What you are asked to do —
Filter the entries down to the lines containing "name", and copy those lines.

Material provided below:

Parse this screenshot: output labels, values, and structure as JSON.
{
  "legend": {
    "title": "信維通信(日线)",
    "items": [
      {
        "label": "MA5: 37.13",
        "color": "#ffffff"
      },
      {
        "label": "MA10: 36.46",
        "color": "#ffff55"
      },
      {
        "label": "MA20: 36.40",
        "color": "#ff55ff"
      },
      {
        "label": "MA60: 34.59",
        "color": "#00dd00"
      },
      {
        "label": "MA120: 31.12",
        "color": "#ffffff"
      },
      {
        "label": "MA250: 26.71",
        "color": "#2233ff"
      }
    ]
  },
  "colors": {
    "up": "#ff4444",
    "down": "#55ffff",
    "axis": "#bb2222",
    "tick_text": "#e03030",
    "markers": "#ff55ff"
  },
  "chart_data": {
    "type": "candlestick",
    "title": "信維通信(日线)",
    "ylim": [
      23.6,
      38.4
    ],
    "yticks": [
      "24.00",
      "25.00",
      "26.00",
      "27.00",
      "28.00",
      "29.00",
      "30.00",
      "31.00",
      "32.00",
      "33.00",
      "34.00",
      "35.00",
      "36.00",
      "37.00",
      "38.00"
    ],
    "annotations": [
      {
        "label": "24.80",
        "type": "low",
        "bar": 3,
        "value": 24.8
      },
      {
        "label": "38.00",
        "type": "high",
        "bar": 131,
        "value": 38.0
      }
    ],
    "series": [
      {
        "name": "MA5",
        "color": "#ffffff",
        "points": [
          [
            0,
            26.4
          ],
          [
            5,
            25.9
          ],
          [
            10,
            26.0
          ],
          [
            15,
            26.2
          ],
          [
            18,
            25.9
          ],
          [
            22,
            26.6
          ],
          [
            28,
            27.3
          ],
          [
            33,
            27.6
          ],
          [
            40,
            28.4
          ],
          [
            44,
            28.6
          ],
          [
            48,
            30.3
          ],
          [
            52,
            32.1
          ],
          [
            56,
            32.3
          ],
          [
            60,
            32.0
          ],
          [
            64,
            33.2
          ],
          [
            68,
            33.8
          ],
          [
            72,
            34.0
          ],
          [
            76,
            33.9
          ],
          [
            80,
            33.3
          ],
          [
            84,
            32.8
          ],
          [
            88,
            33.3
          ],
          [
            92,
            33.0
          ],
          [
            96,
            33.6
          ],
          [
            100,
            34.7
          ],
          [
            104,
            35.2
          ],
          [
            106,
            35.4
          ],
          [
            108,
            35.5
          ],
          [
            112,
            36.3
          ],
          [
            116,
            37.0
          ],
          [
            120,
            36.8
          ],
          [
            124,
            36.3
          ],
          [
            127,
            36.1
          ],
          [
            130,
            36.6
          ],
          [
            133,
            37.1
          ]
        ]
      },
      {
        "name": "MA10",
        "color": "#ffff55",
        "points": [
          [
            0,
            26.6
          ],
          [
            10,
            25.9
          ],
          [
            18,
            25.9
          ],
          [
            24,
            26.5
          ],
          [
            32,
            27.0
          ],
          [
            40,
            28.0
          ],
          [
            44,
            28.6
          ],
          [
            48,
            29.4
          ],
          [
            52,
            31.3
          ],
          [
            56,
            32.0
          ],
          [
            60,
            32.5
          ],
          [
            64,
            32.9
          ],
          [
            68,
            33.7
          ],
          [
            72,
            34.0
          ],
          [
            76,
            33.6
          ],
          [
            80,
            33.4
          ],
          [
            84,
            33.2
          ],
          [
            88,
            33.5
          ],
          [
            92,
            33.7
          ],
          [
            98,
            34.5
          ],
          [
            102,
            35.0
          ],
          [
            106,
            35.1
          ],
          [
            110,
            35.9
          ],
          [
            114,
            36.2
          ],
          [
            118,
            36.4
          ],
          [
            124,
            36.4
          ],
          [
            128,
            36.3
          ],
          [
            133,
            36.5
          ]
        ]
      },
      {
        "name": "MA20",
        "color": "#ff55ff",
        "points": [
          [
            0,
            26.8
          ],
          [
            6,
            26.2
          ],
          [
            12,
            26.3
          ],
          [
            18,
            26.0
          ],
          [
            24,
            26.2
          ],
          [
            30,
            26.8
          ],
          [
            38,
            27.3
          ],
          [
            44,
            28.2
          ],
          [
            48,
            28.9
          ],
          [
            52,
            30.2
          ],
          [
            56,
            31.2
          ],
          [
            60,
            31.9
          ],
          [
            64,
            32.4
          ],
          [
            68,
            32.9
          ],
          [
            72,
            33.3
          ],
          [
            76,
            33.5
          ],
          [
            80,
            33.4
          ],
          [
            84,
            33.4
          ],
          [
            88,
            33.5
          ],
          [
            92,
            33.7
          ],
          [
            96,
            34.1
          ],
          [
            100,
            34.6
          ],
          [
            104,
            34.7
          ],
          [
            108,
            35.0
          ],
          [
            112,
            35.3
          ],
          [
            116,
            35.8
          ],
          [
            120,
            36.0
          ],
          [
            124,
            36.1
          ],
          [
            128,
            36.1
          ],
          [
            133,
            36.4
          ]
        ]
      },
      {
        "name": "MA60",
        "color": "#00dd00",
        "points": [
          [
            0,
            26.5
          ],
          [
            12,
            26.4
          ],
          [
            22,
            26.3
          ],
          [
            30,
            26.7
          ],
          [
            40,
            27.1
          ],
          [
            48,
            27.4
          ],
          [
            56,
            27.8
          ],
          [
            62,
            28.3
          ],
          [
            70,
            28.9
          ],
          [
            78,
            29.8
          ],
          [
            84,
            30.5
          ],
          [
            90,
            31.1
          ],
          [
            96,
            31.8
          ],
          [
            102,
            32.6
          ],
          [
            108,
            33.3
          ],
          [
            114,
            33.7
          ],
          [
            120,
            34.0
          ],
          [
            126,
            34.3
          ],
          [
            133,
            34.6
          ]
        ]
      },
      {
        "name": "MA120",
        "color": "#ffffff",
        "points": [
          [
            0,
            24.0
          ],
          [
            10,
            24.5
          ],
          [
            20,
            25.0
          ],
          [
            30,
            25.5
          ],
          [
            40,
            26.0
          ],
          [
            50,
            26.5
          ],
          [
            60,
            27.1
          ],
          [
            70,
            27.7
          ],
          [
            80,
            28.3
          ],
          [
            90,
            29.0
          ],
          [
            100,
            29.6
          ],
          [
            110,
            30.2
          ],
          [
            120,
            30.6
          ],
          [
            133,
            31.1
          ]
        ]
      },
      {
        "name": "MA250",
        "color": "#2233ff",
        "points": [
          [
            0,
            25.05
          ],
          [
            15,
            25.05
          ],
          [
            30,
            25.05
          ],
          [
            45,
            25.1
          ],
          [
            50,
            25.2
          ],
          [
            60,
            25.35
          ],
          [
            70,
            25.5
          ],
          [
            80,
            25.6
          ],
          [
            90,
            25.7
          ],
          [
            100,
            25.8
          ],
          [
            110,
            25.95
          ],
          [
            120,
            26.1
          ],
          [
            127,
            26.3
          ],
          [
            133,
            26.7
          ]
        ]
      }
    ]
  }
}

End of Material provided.

Written solution —
        "name": "MA5",
        "name": "MA10",
        "name": "MA20",
        "name": "MA60",
        "name": "MA120",
        "name": "MA250",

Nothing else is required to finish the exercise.